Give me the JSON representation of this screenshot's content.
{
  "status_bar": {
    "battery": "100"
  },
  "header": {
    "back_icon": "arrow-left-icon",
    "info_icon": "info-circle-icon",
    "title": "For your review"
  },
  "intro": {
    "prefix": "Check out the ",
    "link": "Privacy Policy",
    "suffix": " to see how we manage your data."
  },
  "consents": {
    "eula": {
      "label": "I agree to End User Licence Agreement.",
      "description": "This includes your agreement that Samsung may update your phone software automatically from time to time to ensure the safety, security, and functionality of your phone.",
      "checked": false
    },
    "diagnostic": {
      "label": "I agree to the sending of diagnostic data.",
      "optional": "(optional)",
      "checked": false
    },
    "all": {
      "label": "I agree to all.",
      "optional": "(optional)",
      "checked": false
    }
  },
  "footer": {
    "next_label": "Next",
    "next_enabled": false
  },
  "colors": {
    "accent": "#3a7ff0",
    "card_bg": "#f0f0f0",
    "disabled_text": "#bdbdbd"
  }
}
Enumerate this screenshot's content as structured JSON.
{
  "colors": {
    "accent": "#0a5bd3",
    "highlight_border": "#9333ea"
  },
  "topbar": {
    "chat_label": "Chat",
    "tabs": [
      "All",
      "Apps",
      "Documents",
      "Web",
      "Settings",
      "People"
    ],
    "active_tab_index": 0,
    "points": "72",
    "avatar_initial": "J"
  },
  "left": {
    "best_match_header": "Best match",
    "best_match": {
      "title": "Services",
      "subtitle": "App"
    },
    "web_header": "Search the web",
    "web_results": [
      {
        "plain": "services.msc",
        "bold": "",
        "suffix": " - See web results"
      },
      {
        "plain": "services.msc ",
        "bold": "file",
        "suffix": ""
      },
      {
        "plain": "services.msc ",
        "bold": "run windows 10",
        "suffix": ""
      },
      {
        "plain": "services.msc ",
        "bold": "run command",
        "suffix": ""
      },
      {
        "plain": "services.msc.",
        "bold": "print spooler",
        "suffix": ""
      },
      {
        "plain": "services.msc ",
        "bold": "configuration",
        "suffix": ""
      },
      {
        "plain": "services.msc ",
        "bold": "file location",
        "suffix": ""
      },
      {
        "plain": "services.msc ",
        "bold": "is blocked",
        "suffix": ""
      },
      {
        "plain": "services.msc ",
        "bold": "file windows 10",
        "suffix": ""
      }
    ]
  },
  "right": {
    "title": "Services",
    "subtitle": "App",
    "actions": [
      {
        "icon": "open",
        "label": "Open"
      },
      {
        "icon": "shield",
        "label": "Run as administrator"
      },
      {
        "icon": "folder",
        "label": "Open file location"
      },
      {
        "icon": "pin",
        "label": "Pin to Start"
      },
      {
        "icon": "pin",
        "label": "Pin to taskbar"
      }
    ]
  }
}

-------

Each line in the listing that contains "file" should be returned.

### ANSWER BOX
        "bold": "file",
        "bold": "file location",
        "bold": "file windows 10",
        "label": "Open file location"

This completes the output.